bearded man sits on a bus, knitting needles in hand. He’s wearing a red polka-dot sweater, though you’d be forgiven for taking a second to “see” it. The jumper is the same color, motif and texture as the seat he occupies.”It’s what I call ‘knitted camouflage,'” said photographer Joseph Ford, behind the new book, “Invisible Jumpers.””His clothes are real but they blend seamlessly with the scene. You need a double take to figure it out,” Ford said in a phone interview.

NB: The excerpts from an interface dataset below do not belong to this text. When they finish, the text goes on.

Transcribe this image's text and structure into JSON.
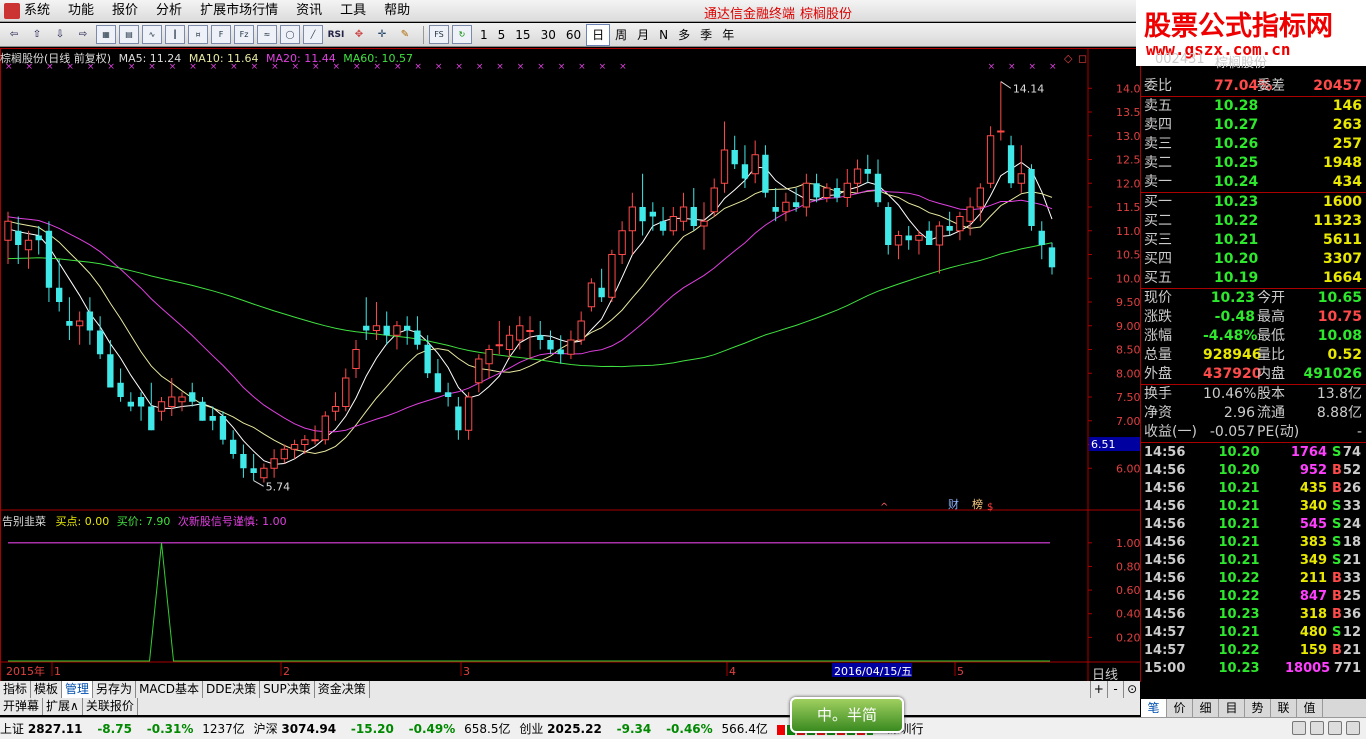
{
  "menu": {
    "items": [
      "系统",
      "功能",
      "报价",
      "分析",
      "扩展市场行情",
      "资讯",
      "工具",
      "帮助"
    ],
    "terminal_title": "通达信金融终端",
    "stock_name": "棕榈股份"
  },
  "watermark": {
    "title": "股票公式指标网",
    "url": "www.gszx.com.cn"
  },
  "toolbar": {
    "periods": [
      "1",
      "5",
      "15",
      "30",
      "60"
    ],
    "tf": [
      "日",
      "周",
      "月",
      "N",
      "多",
      "季",
      "年"
    ],
    "active_tf": "日",
    "icons": [
      "back-icon",
      "up-arrow-icon",
      "down-arrow-icon",
      "forward-icon",
      "grid-icon",
      "table-icon",
      "trend-icon",
      "kline-icon",
      "fund-icon",
      "f10-icon",
      "fiz-icon",
      "flow-icon",
      "circle-icon",
      "chart-line-icon",
      "rsi-icon",
      "pan-icon",
      "move-icon",
      "pen-icon",
      "fs-icon",
      "refresh-icon"
    ],
    "rsi_label": "RSI",
    "fs_label": "FS"
  },
  "chart_header": {
    "title": "棕榈股份(日线 前复权)",
    "ma5": "MA5: 11.24",
    "ma10": "MA10: 11.64",
    "ma20": "MA20: 11.44",
    "ma60": "MA60: 10.57"
  },
  "indicator_header": {
    "name": "告别韭菜",
    "buy_point": "买点: 0.00",
    "buy_price": "买价: 7.90",
    "signal": "次新股信号谨慎: 1.00"
  },
  "price_axis": [
    "14.00",
    "13.50",
    "13.00",
    "12.50",
    "12.00",
    "11.50",
    "11.00",
    "10.50",
    "10.00",
    "9.50",
    "9.00",
    "8.50",
    "8.00",
    "7.50",
    "7.00",
    "6.50",
    "6.00"
  ],
  "current_price_tag": "6.51",
  "indicator_axis": [
    "1.00",
    "0.80",
    "0.60",
    "0.40",
    "0.20"
  ],
  "annotations": {
    "high": "14.14",
    "low": "5.74",
    "cai": "财",
    "bang": "榜",
    "dollar": "$",
    "arrow": "^"
  },
  "x_labels": {
    "year": "2015年",
    "m1": "1",
    "m2": "2",
    "m3": "3",
    "m4": "4",
    "date": "2016/04/15/五",
    "m5": "5"
  },
  "timeframe_label": "日线",
  "side": {
    "code": "002431",
    "name": "棕榈股份",
    "weibi": {
      "label": "委比",
      "value": "77.04%",
      "label2": "委差",
      "value2": "20457"
    },
    "asks": [
      {
        "label": "卖五",
        "price": "10.28",
        "vol": "146"
      },
      {
        "label": "卖四",
        "price": "10.27",
        "vol": "263"
      },
      {
        "label": "卖三",
        "price": "10.26",
        "vol": "257"
      },
      {
        "label": "卖二",
        "price": "10.25",
        "vol": "1948"
      },
      {
        "label": "卖一",
        "price": "10.24",
        "vol": "434"
      }
    ],
    "bids": [
      {
        "label": "买一",
        "price": "10.23",
        "vol": "1600"
      },
      {
        "label": "买二",
        "price": "10.22",
        "vol": "11323"
      },
      {
        "label": "买三",
        "price": "10.21",
        "vol": "5611"
      },
      {
        "label": "买四",
        "price": "10.20",
        "vol": "3307"
      },
      {
        "label": "买五",
        "price": "10.19",
        "vol": "1664"
      }
    ],
    "quote": [
      {
        "l1": "现价",
        "v1": "10.23",
        "c1": "green",
        "l2": "今开",
        "v2": "10.65",
        "c2": "green"
      },
      {
        "l1": "涨跌",
        "v1": "-0.48",
        "c1": "green",
        "l2": "最高",
        "v2": "10.75",
        "c2": "red"
      },
      {
        "l1": "涨幅",
        "v1": "-4.48%",
        "c1": "green",
        "l2": "最低",
        "v2": "10.08",
        "c2": "green"
      },
      {
        "l1": "总量",
        "v1": "928946",
        "c1": "yellow",
        "l2": "量比",
        "v2": "0.52",
        "c2": "yellow"
      },
      {
        "l1": "外盘",
        "v1": "437920",
        "c1": "red",
        "l2": "内盘",
        "v2": "491026",
        "c2": "green"
      }
    ],
    "fund": [
      {
        "l1": "换手",
        "v1": "10.46%",
        "l2": "股本",
        "v2": "13.8亿"
      },
      {
        "l1": "净资",
        "v1": "2.96",
        "l2": "流通",
        "v2": "8.88亿"
      },
      {
        "l1": "收益(一)",
        "v1": "-0.057",
        "l2": "PE(动)",
        "v2": "-"
      }
    ],
    "ticks": [
      {
        "t": "14:56",
        "p": "10.20",
        "pc": "green",
        "v": "1764",
        "vc": "mag",
        "bs": "S",
        "bc": "green",
        "n": "74"
      },
      {
        "t": "14:56",
        "p": "10.20",
        "pc": "green",
        "v": "952",
        "vc": "mag",
        "bs": "B",
        "bc": "red",
        "n": "52"
      },
      {
        "t": "14:56",
        "p": "10.21",
        "pc": "green",
        "v": "435",
        "vc": "yellow",
        "bs": "B",
        "bc": "red",
        "n": "26"
      },
      {
        "t": "14:56",
        "p": "10.21",
        "pc": "green",
        "v": "340",
        "vc": "yellow",
        "bs": "S",
        "bc": "green",
        "n": "33"
      },
      {
        "t": "14:56",
        "p": "10.21",
        "pc": "green",
        "v": "545",
        "vc": "mag",
        "bs": "S",
        "bc": "green",
        "n": "24"
      },
      {
        "t": "14:56",
        "p": "10.21",
        "pc": "green",
        "v": "383",
        "vc": "yellow",
        "bs": "S",
        "bc": "green",
        "n": "18"
      },
      {
        "t": "14:56",
        "p": "10.21",
        "pc": "green",
        "v": "349",
        "vc": "yellow",
        "bs": "S",
        "bc": "green",
        "n": "21"
      },
      {
        "t": "14:56",
        "p": "10.22",
        "pc": "green",
        "v": "211",
        "vc": "yellow",
        "bs": "B",
        "bc": "red",
        "n": "33"
      },
      {
        "t": "14:56",
        "p": "10.22",
        "pc": "green",
        "v": "847",
        "vc": "mag",
        "bs": "B",
        "bc": "red",
        "n": "25"
      },
      {
        "t": "14:56",
        "p": "10.23",
        "pc": "green",
        "v": "318",
        "vc": "yellow",
        "bs": "B",
        "bc": "red",
        "n": "36"
      },
      {
        "t": "14:57",
        "p": "10.21",
        "pc": "green",
        "v": "480",
        "vc": "yellow",
        "bs": "S",
        "bc": "green",
        "n": "12"
      },
      {
        "t": "14:57",
        "p": "10.22",
        "pc": "green",
        "v": "159",
        "vc": "yellow",
        "bs": "B",
        "bc": "red",
        "n": "21"
      },
      {
        "t": "15:00",
        "p": "10.23",
        "pc": "green",
        "v": "18005",
        "vc": "mag",
        "bs": "",
        "bc": "green",
        "n": "771"
      }
    ],
    "tabs": [
      "笔",
      "价",
      "细",
      "目",
      "势",
      "联",
      "值"
    ]
  },
  "bottom_tabs": [
    "指标",
    "模板",
    "管理",
    "另存为",
    "MACD基本",
    "DDE决策",
    "SUP决策",
    "资金决策"
  ],
  "bottom_active": "管理",
  "bottom_row2": [
    "开弹幕",
    "扩展∧",
    "关联报价"
  ],
  "small_btns": [
    "+",
    "-",
    "⊙"
  ],
  "status": {
    "sh": {
      "name": "上证",
      "value": "2827.11",
      "change": "-8.75",
      "pct": "-0.31%",
      "amount": "1237亿"
    },
    "sz": {
      "name": "沪深",
      "value": "3074.94",
      "change": "-15.20",
      "pct": "-0.49%",
      "amount": "658.5亿"
    },
    "cy": {
      "name": "创业",
      "value": "2025.22",
      "change": "-9.34",
      "pct": "-0.46%",
      "amount": "566.4亿"
    },
    "extra": "深圳行",
    "badge": "中。半简"
  },
  "colors": {
    "up": "#ff4a4a",
    "down": "#40e8e8",
    "ma5": "#ffffff",
    "ma10": "#e8e8a0",
    "ma20": "#e040e0",
    "ma60": "#40e040",
    "signal": "#e040e0"
  },
  "chart_data": {
    "type": "candlestick",
    "title": "棕榈股份(日线 前复权)",
    "ylim": [
      5.5,
      14.3
    ],
    "candles": [
      [
        10.8,
        11.4,
        10.3,
        11.2
      ],
      [
        11.0,
        11.3,
        10.3,
        10.7
      ],
      [
        10.6,
        11.0,
        10.2,
        10.8
      ],
      [
        10.9,
        11.1,
        10.5,
        10.8
      ],
      [
        11.0,
        11.2,
        9.5,
        9.8
      ],
      [
        9.8,
        10.4,
        9.3,
        9.5
      ],
      [
        9.1,
        9.6,
        8.7,
        9.0
      ],
      [
        9.0,
        9.3,
        8.6,
        9.1
      ],
      [
        9.3,
        9.6,
        8.6,
        8.9
      ],
      [
        8.9,
        9.2,
        8.3,
        8.4
      ],
      [
        8.4,
        8.7,
        7.8,
        7.7
      ],
      [
        7.8,
        8.1,
        7.4,
        7.5
      ],
      [
        7.4,
        7.6,
        7.2,
        7.3
      ],
      [
        7.5,
        7.6,
        7.0,
        7.3
      ],
      [
        7.3,
        7.8,
        6.8,
        6.8
      ],
      [
        7.2,
        7.5,
        7.0,
        7.4
      ],
      [
        7.3,
        7.9,
        7.1,
        7.5
      ],
      [
        7.4,
        7.6,
        7.2,
        7.5
      ],
      [
        7.6,
        7.8,
        7.3,
        7.4
      ],
      [
        7.4,
        7.5,
        7.0,
        7.0
      ],
      [
        7.1,
        7.3,
        6.8,
        7.0
      ],
      [
        7.1,
        7.2,
        6.5,
        6.6
      ],
      [
        6.6,
        6.8,
        6.2,
        6.3
      ],
      [
        6.3,
        6.5,
        5.8,
        6.0
      ],
      [
        6.0,
        6.3,
        5.74,
        5.9
      ],
      [
        5.8,
        6.1,
        5.7,
        6.0
      ],
      [
        6.0,
        6.4,
        5.8,
        6.2
      ],
      [
        6.2,
        6.5,
        6.1,
        6.4
      ],
      [
        6.4,
        6.6,
        6.2,
        6.5
      ],
      [
        6.5,
        6.7,
        6.3,
        6.6
      ],
      [
        6.6,
        6.9,
        6.5,
        6.6
      ],
      [
        6.6,
        7.2,
        6.5,
        7.1
      ],
      [
        7.2,
        7.6,
        7.0,
        7.3
      ],
      [
        7.3,
        8.1,
        7.2,
        7.9
      ],
      [
        8.1,
        8.7,
        7.9,
        8.5
      ],
      [
        9.0,
        9.6,
        8.7,
        8.9
      ],
      [
        8.9,
        9.5,
        8.7,
        9.0
      ],
      [
        9.0,
        9.3,
        8.6,
        8.8
      ],
      [
        8.8,
        9.1,
        8.5,
        9.0
      ],
      [
        9.0,
        9.2,
        8.6,
        8.9
      ],
      [
        8.9,
        9.2,
        8.5,
        8.6
      ],
      [
        8.6,
        8.8,
        7.9,
        8.0
      ],
      [
        8.0,
        8.3,
        7.7,
        7.6
      ],
      [
        7.6,
        7.8,
        7.3,
        7.5
      ],
      [
        7.3,
        7.5,
        6.6,
        6.8
      ],
      [
        6.8,
        7.6,
        6.6,
        7.5
      ],
      [
        7.8,
        8.4,
        7.6,
        8.3
      ],
      [
        8.2,
        8.6,
        7.9,
        8.5
      ],
      [
        8.6,
        9.1,
        8.4,
        8.6
      ],
      [
        8.5,
        9.0,
        8.3,
        8.8
      ],
      [
        8.7,
        9.2,
        8.5,
        9.0
      ],
      [
        8.9,
        9.2,
        8.3,
        8.9
      ],
      [
        8.8,
        9.1,
        8.5,
        8.7
      ],
      [
        8.7,
        8.9,
        8.4,
        8.5
      ],
      [
        8.5,
        8.8,
        8.2,
        8.4
      ],
      [
        8.4,
        8.9,
        8.3,
        8.7
      ],
      [
        8.7,
        9.3,
        8.6,
        9.1
      ],
      [
        9.4,
        10.0,
        9.3,
        9.9
      ],
      [
        9.8,
        10.2,
        9.5,
        9.6
      ],
      [
        9.6,
        10.6,
        9.5,
        10.5
      ],
      [
        10.5,
        11.2,
        10.3,
        11.0
      ],
      [
        11.0,
        11.8,
        10.5,
        11.5
      ],
      [
        11.5,
        12.2,
        10.9,
        11.2
      ],
      [
        11.4,
        11.6,
        11.0,
        11.3
      ],
      [
        11.2,
        11.5,
        10.9,
        11.0
      ],
      [
        11.0,
        11.5,
        10.9,
        11.3
      ],
      [
        11.2,
        11.8,
        11.0,
        11.5
      ],
      [
        11.5,
        11.9,
        11.0,
        11.1
      ],
      [
        11.1,
        11.6,
        10.6,
        11.2
      ],
      [
        11.4,
        12.1,
        11.3,
        11.9
      ],
      [
        12.0,
        13.3,
        11.8,
        12.7
      ],
      [
        12.7,
        13.0,
        12.3,
        12.4
      ],
      [
        12.4,
        12.8,
        11.9,
        12.1
      ],
      [
        12.2,
        12.9,
        12.0,
        12.6
      ],
      [
        12.6,
        12.8,
        11.7,
        11.8
      ],
      [
        11.5,
        11.9,
        11.2,
        11.4
      ],
      [
        11.4,
        11.8,
        11.2,
        11.6
      ],
      [
        11.6,
        11.9,
        11.4,
        11.5
      ],
      [
        11.5,
        12.2,
        11.3,
        12.0
      ],
      [
        12.0,
        12.2,
        11.6,
        11.7
      ],
      [
        11.7,
        12.0,
        11.6,
        11.9
      ],
      [
        11.9,
        12.1,
        11.6,
        11.7
      ],
      [
        11.7,
        12.3,
        11.5,
        12.0
      ],
      [
        12.0,
        12.5,
        11.8,
        12.3
      ],
      [
        12.3,
        12.6,
        12.0,
        12.2
      ],
      [
        12.2,
        12.5,
        11.5,
        11.6
      ],
      [
        11.5,
        11.6,
        10.5,
        10.7
      ],
      [
        10.7,
        11.0,
        10.4,
        10.9
      ],
      [
        10.9,
        11.1,
        10.6,
        10.8
      ],
      [
        10.8,
        11.0,
        10.5,
        10.9
      ],
      [
        11.0,
        11.2,
        10.7,
        10.7
      ],
      [
        10.7,
        11.2,
        10.1,
        11.1
      ],
      [
        11.1,
        11.4,
        10.9,
        11.0
      ],
      [
        11.0,
        11.4,
        10.8,
        11.3
      ],
      [
        11.2,
        11.7,
        10.9,
        11.5
      ],
      [
        11.5,
        12.0,
        11.2,
        11.9
      ],
      [
        12.0,
        13.2,
        11.9,
        13.0
      ],
      [
        13.1,
        14.14,
        12.9,
        13.1
      ],
      [
        12.8,
        13.0,
        11.9,
        12.0
      ],
      [
        12.0,
        12.8,
        11.8,
        12.2
      ],
      [
        12.3,
        12.4,
        11.0,
        11.1
      ],
      [
        11.0,
        11.2,
        10.4,
        10.7
      ],
      [
        10.65,
        10.75,
        10.08,
        10.23
      ]
    ],
    "ma": {
      "ma5": "MA5: 11.24",
      "ma10": "MA10: 11.64",
      "ma20": "MA20: 11.44",
      "ma60": "MA60: 10.57"
    },
    "indicator": {
      "type": "line",
      "name": "告别韭菜",
      "ylim": [
        0,
        1.1
      ],
      "spike_index": 15,
      "signal_level": 1.0
    }
  }
}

A model wears a red sweater to match bus seats. Credit: Joseph Ford“Invisible Jumpers” is the result of a four-year project that saw the Brighton-based photographer dressing people, animals and even fruit in painstakingly detailed knitwear, each reflecting the colors and backgrounds of the places they’re in.Banksy’s chimp-filled Parliament up for sale amid Brexit chaosThere’s a man wearing a checkered cardigan that matches a tiled wall behind him. A small dog bundled up in a green patterned cover that imitates a bush he’s sniffing. A young girl on a swing in a pretty dress the same pink palette of the cherry blossoms around her. A banana “pretending” to be a watermelon.For each photo, Ford worked with Nina Dodd, a professional knitter, also from Brighton, who spent hours — anywhere between four to nearly 100 — crafting sweaters to match his vision and the physical fabric of the different venues.